Family can mean close or distant relationships, ranging far and wide in kinship degrees, but also in geographic and emotional terms. The closing of another year made me think fondly of my extended family. I began to take stock. The extent of the connections soon troubled my left brain where math skills reside in most people. It was my impression I had a quite small family. Two siblings. Three children. Let me tell you, they start to add up and no-one was more surprised than me.
I have one grandchild and therefore it’s easy to remember the name and the birthday. The significant others of my children count, so including myself that’s nine.

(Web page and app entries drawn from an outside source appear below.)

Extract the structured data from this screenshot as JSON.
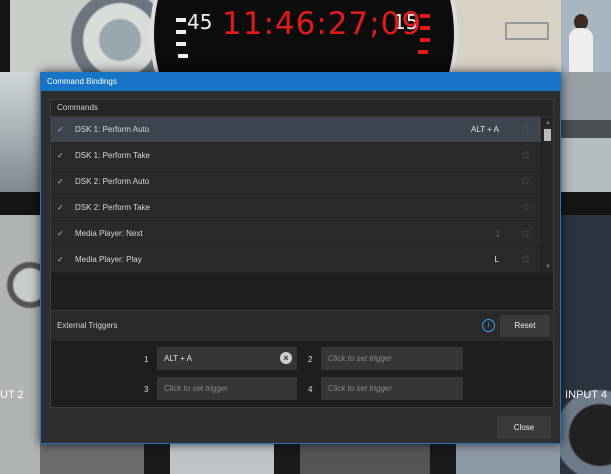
{
  "background": {
    "clock": {
      "time": "11:46:27;09",
      "left_number": "45",
      "right_number": "15"
    },
    "inputs": {
      "left": "UT 2",
      "right": "INPUT 4"
    }
  },
  "dialog": {
    "title": "Command Bindings",
    "commands": {
      "header": "Commands",
      "rows": [
        {
          "label": "DSK 1: Perform Auto",
          "binding": "ALT + A"
        },
        {
          "label": "DSK 1: Perform Take",
          "binding": ""
        },
        {
          "label": "DSK 2: Perform Auto",
          "binding": ""
        },
        {
          "label": "DSK 2: Perform Take",
          "binding": ""
        },
        {
          "label": "Media Player: Next",
          "binding": ";"
        },
        {
          "label": "Media Player: Play",
          "binding": "L"
        }
      ]
    },
    "external_triggers": {
      "title": "External Triggers",
      "reset_label": "Reset",
      "slots": [
        {
          "number": "1",
          "value": "ALT + A"
        },
        {
          "number": "2",
          "value": "Click to set trigger"
        },
        {
          "number": "3",
          "value": "Click to set trigger"
        },
        {
          "number": "4",
          "value": "Click to set trigger"
        }
      ]
    },
    "close_label": "Close"
  },
  "icons": {
    "check": "✓",
    "star": "☆",
    "info": "i",
    "clear": "×",
    "up": "▲",
    "down": "▼"
  },
  "colors": {
    "accent": "#1774c6",
    "clock_red": "#e11b1b",
    "selected_row": "#3d4450"
  }
}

Then there are the five nephews and three nieces by blood. By marriage, there are more: four nephews and three nieces. Most of the nieces and nephews are regularly having children and I will even count those who lack red hair. That comes to fifteen plus another nine.
And I had five first cousins. My first cousins had eight children who are my first cousins once removed, and they soldier on producing children too. The cousin tally for three generations looks like nineteen. We are up to about 56 people by now and the rest gets fuzzy.
My father had siblings; my mother none. But both also had cousins of their own. I’d have to haul out some boxes and files or charts to find them although I know they’re there because we write to each other even if they are the children of my mother’s cousins. I’m starting to lose it here. Did I count my parents? Did I count myself? Nevertheless, I am connected to all these people in theory, but also to many of them in real time.
Entering the outlaw field, there have been some ten sisters-in-law and eight brothers-in-law (sequential partners have transpired, you understand). That’s allowing for traditional liaisons and decently sustained periods of cohabitation.
Each of those cousins and in-laws has cousins unrelated to me and they don’t count, but still, there’s a connection. Looks to me like we are nudging the concept of six degrees of separation. There has to be a board game.
Some curiosa from my family connections:
• Sense of humour is not necessarily inherited or equitably distributed.
• Ditto regarding the ability to play the piano.
• Multiple university degrees do not guarantee earning a living.
• Grandparents in Florida trailer parks cleverly avoid overnight guests.
• Putting a touch of vaseline in your nostrils will help prevent painful cracking from dry winter air.
• If you can pronounce Musqodoboit you are a native of Nova Scotia.
• If Charles Stewart had rightfully become King Charles III, the U.S. would be a province of Canada.
• When you hit a moose with a car, only the moose survives.
• If you blog, the cousins will come.
The last week of 2008 brought me genealogy news on very different levels. When I first jotted down that last point, I couldn’t have been more prescient. Two hitherto unknown cousins, both deeply into family history (on different lines of mine), contacted me. What a thrilling Christmas present!
I meant to close this post by saying, “At any moment someone will have another baby. Somewhere in this horde, I confidently expect one future genealogist.” And I’ll let it stand, despite the other news. Two of my connections became grandparents for the first time. Their son informed them that the baby was registered with a brand new surname unrelated to the parents or grandparents or anyone at all. Actually, the name was chosen from a botanical species. How’s that for wiping out family history? Anyone ever heard of this happening before?